There were days, he recalls, when his dad picked him up at Parliament Oak to head out on the lake — including during Hurricane Hazel, in 1954.

He was often called on to help with turning the net reels, which released the nets into the water, and also knocking eel off the transom of the boat.

He writes of the dangers of the industry, chiefly due to bad weather; of the fish peddlers before the arrival of the railroad in 1854, which opened up the ability to sell more fish commercially; the growth of fish markets; the accompanying prosperous times; and the resulting conflicts and turmoil over regulations set to control the industry, fishermen often flouting the law, and the lack of enforcement.

Overfishing continued right up to the 1950s, by his father as well as other locals desperate to pursue the only livelihood they knew, to feed their families, and in doing so, he writes, causing the extinction of most species in Lake Ontario, and destroying their way of life forever.

Boulton tells the poignant story of his father, whom he describes as a kind, gentle man and a wonderful father, buying a new, expensive boat in 1951, as “a last ditch effort to continue to fish.” But by those days, the fish were gone, commercial fishing was finished, and he recalls growing up poor, while his father tried to eke out a living as a mechanic.

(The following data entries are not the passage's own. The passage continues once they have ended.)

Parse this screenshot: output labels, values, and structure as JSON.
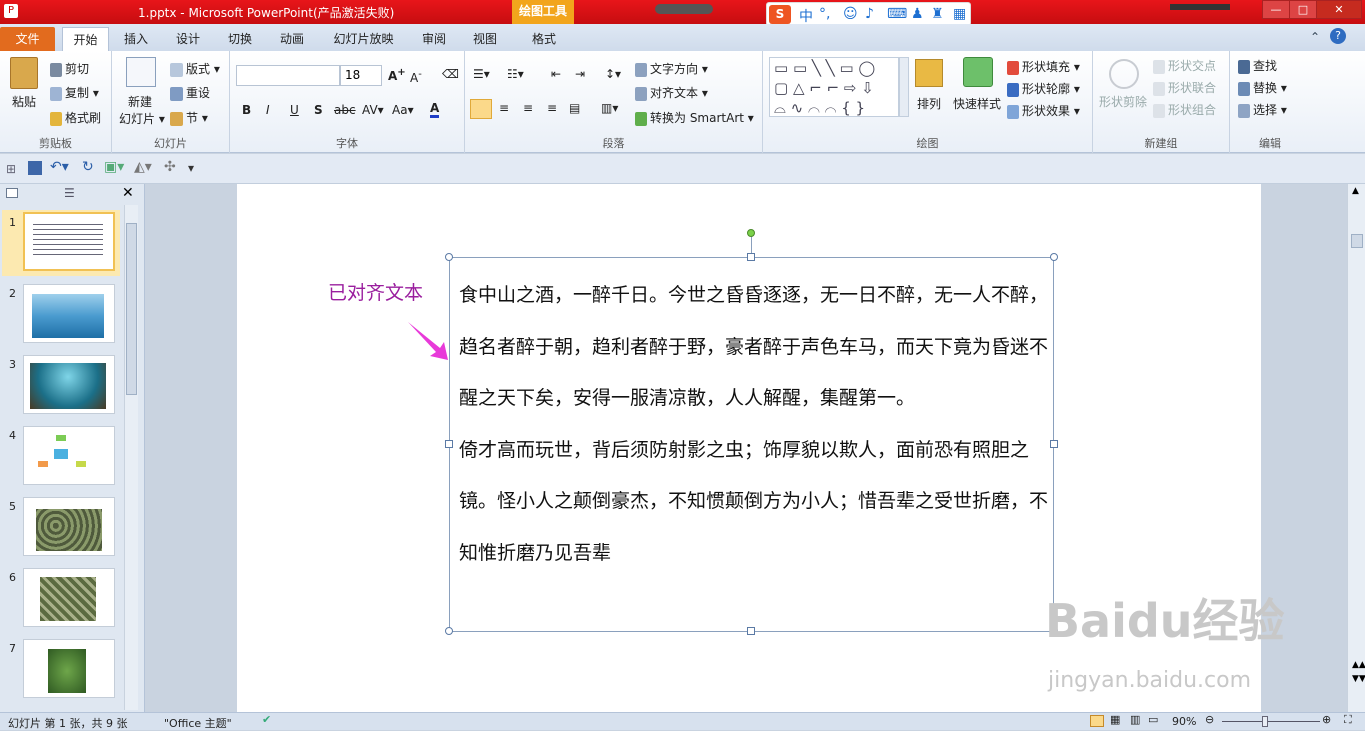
{
  "window": {
    "title": "1.pptx - Microsoft PowerPoint(产品激活失败)",
    "context_tab": "绘图工具"
  },
  "tabs": [
    {
      "label": "文件"
    },
    {
      "label": "开始"
    },
    {
      "label": "插入"
    },
    {
      "label": "设计"
    },
    {
      "label": "切换"
    },
    {
      "label": "动画"
    },
    {
      "label": "幻灯片放映"
    },
    {
      "label": "审阅"
    },
    {
      "label": "视图"
    },
    {
      "label": "格式"
    }
  ],
  "ribbon": {
    "clipboard": {
      "paste": "粘贴",
      "cut": "剪切",
      "copy": "复制",
      "format_painter": "格式刷",
      "label": "剪贴板"
    },
    "slides": {
      "new_slide_1": "新建",
      "new_slide_2": "幻灯片",
      "layout": "版式",
      "reset": "重设",
      "section": "节",
      "label": "幻灯片"
    },
    "font": {
      "name": "",
      "size": "18",
      "label": "字体"
    },
    "paragraph": {
      "text_direction": "文字方向",
      "align_text": "对齐文本",
      "smartart": "转换为 SmartArt",
      "label": "段落"
    },
    "drawing": {
      "arrange": "排列",
      "quick_styles": "快速样式",
      "fill": "形状填充",
      "outline": "形状轮廓",
      "effects": "形状效果",
      "label": "绘图"
    },
    "new_group": {
      "shape_cut": "形状剪除",
      "shape_intersect": "形状交点",
      "shape_union": "形状联合",
      "shape_combine": "形状组合",
      "label": "新建组"
    },
    "editing": {
      "find": "查找",
      "replace": "替换",
      "select": "选择",
      "label": "编辑"
    }
  },
  "slides": [
    {
      "num": "1"
    },
    {
      "num": "2"
    },
    {
      "num": "3"
    },
    {
      "num": "4"
    },
    {
      "num": "5"
    },
    {
      "num": "6"
    },
    {
      "num": "7"
    }
  ],
  "slide": {
    "annotation": "已对齐文本",
    "paragraph1": "食中山之酒，一醉千日。今世之昏昏逐逐，无一日不醉，无一人不醉，趋名者醉于朝，趋利者醉于野，豪者醉于声色车马，而天下竟为昏迷不醒之天下矣，安得一服清凉散，人人解醒，集醒第一。",
    "paragraph2": "倚才高而玩世，背后须防射影之虫；饰厚貌以欺人，面前恐有照胆之镜。怪小人之颠倒豪杰，不知惯颠倒方为小人；惜吾辈之受世折磨，不知惟折磨乃见吾辈"
  },
  "status": {
    "slide_info": "幻灯片 第 1 张，共 9 张",
    "theme": "\"Office 主题\"",
    "zoom": "90%"
  },
  "watermark": {
    "logo": "Baidu经验",
    "url": "jingyan.baidu.com"
  },
  "colors": {
    "file_tab": "#e26b1e",
    "title_bar": "#e8151a",
    "annotation": "#9a1e9e",
    "arrow": "#e83ad9"
  }
}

He also remembers the day he watched his father burn his fishing nets in the backyard. It became the young Boulton’s job to pick up the lead weights that remained after the nets were destroyed, while having no understanding of the magnitude or the reasoning behind what he had just witnessed, he says.

He and Ruth now live in their beautiful retirement home on Delatre Street, with a perfect view of the Toronto skyline. Boulton purposely continues to use the original spelling of the street, named after Col. Delatre, at one time the president of the former current Harbour and Dock Company, which was such an important part of the Dock Area story. In recent years the town has changed the street signs to Delater, he points out.

From the anchoring breakwall that shores up the waterfront upon which their home is built, he can point in one direction toward The Whale Inn or The Elliott House at the corner of King and Delatre Streets, and in the opposite direction to Ball Street, a stretch of waterfront which once belonged to his family. The portion that is now municipally-owned, he traded to the town, keeping a portion of what he refers to as Boulton’s Beach — commonly referred to as Balls Beach by the general public — on which he was able to build his home. Those names, Balls Beach and Boulton Beach, he suspects, “are purely anecdotal, the name Balls Beach having been introduced when the Ball family moved to town.”

Ball Street, he adds, was named after a director of the Niagara Harbour and Dock Company. “I don’t believe there was ever such a thing as documentation of either name associated with the waterfront in question.” 

Local lore, Boulton says, “introduced the name Ball, to what had or has been Boulton property, since 1881.”

Boulton is a man of many stories to tell, not just those related in his two books of waterfront activity, but about his knowledge of the town, going back decades, and the people who have made it what it is. He chooses to steer clear of the limelight, focusing on research and writing his stories, so we can only hope there are more books to come — although both he and Ruth laugh when asked, and say an emphatic no to that.

Destroyed — Commercial Fishing in Niagara, which Boulton describes as an “anecdotal account” based on stories and reports as told by locals, presents a fascinating look at an important era in the town’s history. It is available now at Simpson’s Apothecary on King Street, at The Scottish Shop on Queen Street, and at the NOTL Museum on Castlereigh Street, or call him at 905-468-3765 to purchase a copy.

He is holding a book-signing at the museum on Friday, May 27, from 2 to 4 p.m.

Fishermen in Niagara around 1920 included locals Willam Ball, top, third from right (with moustache), Ed Ball, bottom right foreground, Jim (Pud) Patterson, seated bottom left with pipe, and William Currie, seated left, front with legs crossed. 
Terry’s father, in front of the boat he refurbished, hoping it would allow him to continue fishing, but it was too late — the fish were gone. (NOTL Museum)